**DATA FOR THE TASK**
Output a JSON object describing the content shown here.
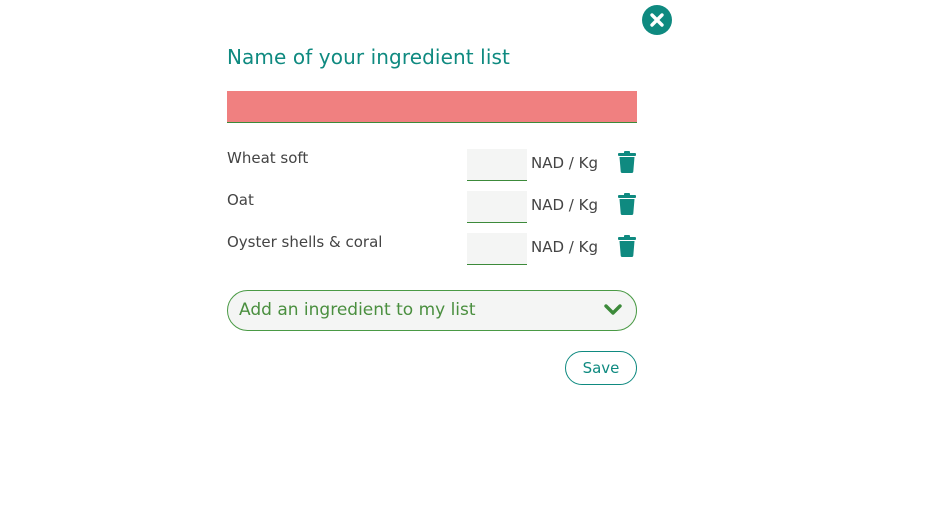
{
  "dialog": {
    "title": "Name of your ingredient list",
    "list_name_value": "",
    "close_icon": "close-circle-icon",
    "accent_color": "#0f8a80",
    "error_color": "#f08080"
  },
  "ingredients": [
    {
      "name": "Wheat soft",
      "price": "",
      "unit": "NAD / Kg"
    },
    {
      "name": "Oat",
      "price": "",
      "unit": "NAD / Kg"
    },
    {
      "name": "Oyster shells & coral",
      "price": "",
      "unit": "NAD / Kg"
    }
  ],
  "add_ingredient": {
    "label": "Add an ingredient to my list",
    "icon": "chevron-down-icon"
  },
  "actions": {
    "save_label": "Save"
  }
}
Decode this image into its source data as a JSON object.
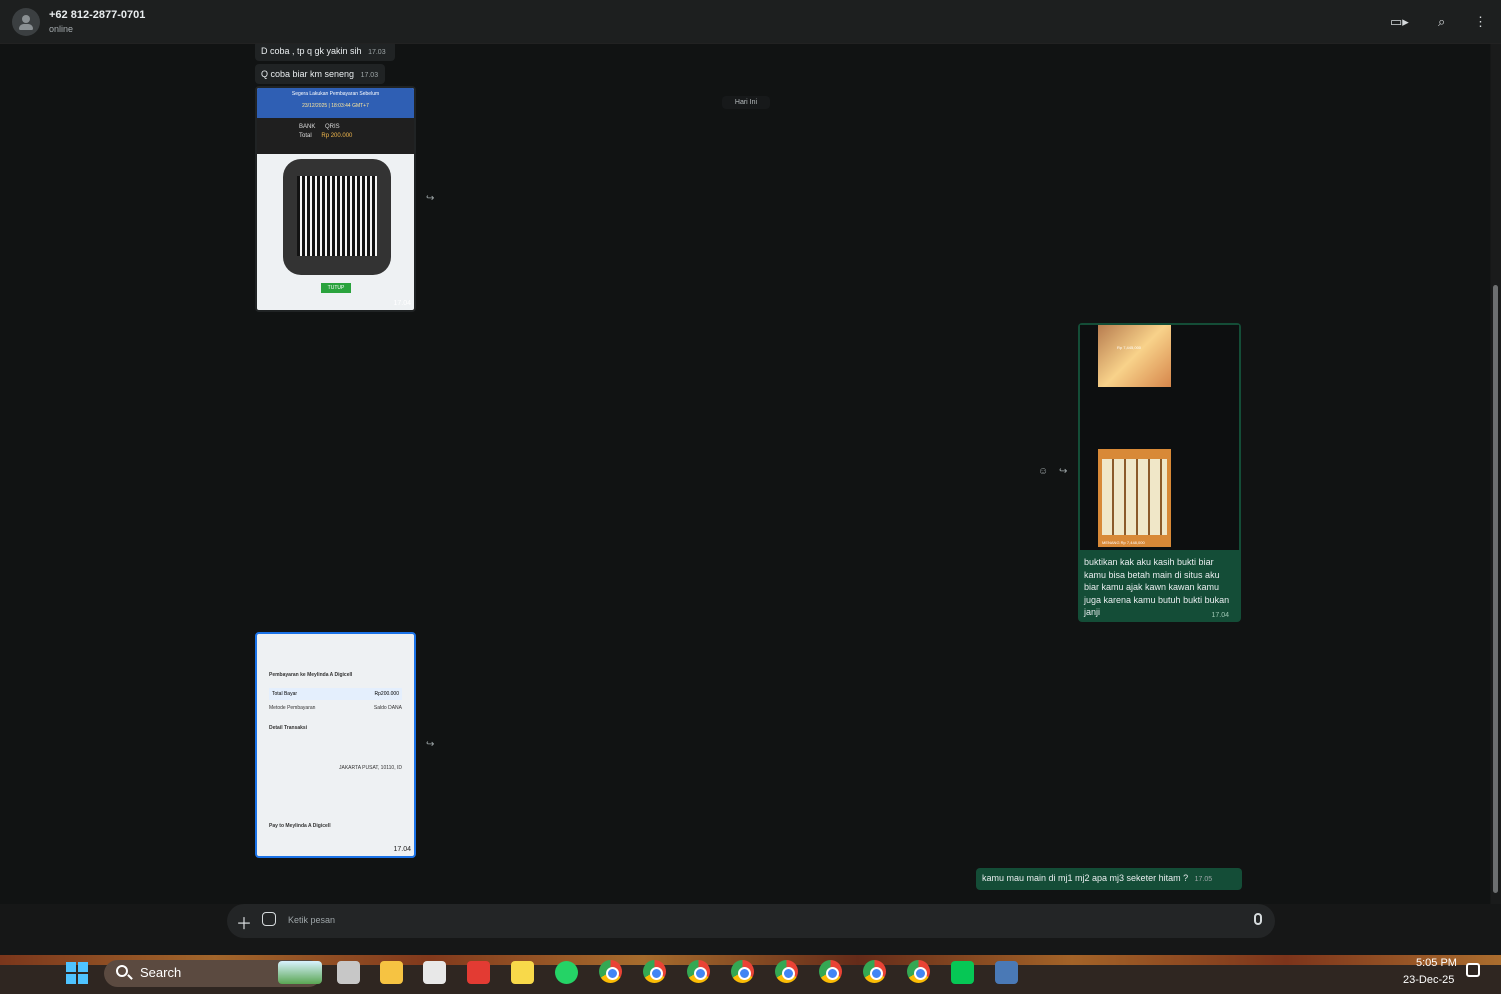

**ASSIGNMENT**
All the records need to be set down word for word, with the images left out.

**YOUR SOLUTION**
Output a JSON object describing the content shown here.
{
  "dialog": {
    "title": "Name of your ingredient list",
    "list_name_value": "",
    "close_icon": "close-circle-icon",
    "accent_color": "#0f8a80",
    "error_color": "#f08080"
  },
  "ingredients": [
    {
      "name": "Wheat soft",
      "price": "",
      "unit": "NAD / Kg"
    },
    {
      "name": "Oat",
      "price": "",
      "unit": "NAD / Kg"
    },
    {
      "name": "Oyster shells & coral",
      "price": "",
      "unit": "NAD / Kg"
    }
  ],
  "add_ingredient": {
    "label": "Add an ingredient to my list",
    "icon": "chevron-down-icon"
  },
  "actions": {
    "save_label": "Save"
  }
}
Decode this image into its source data as a JSON object.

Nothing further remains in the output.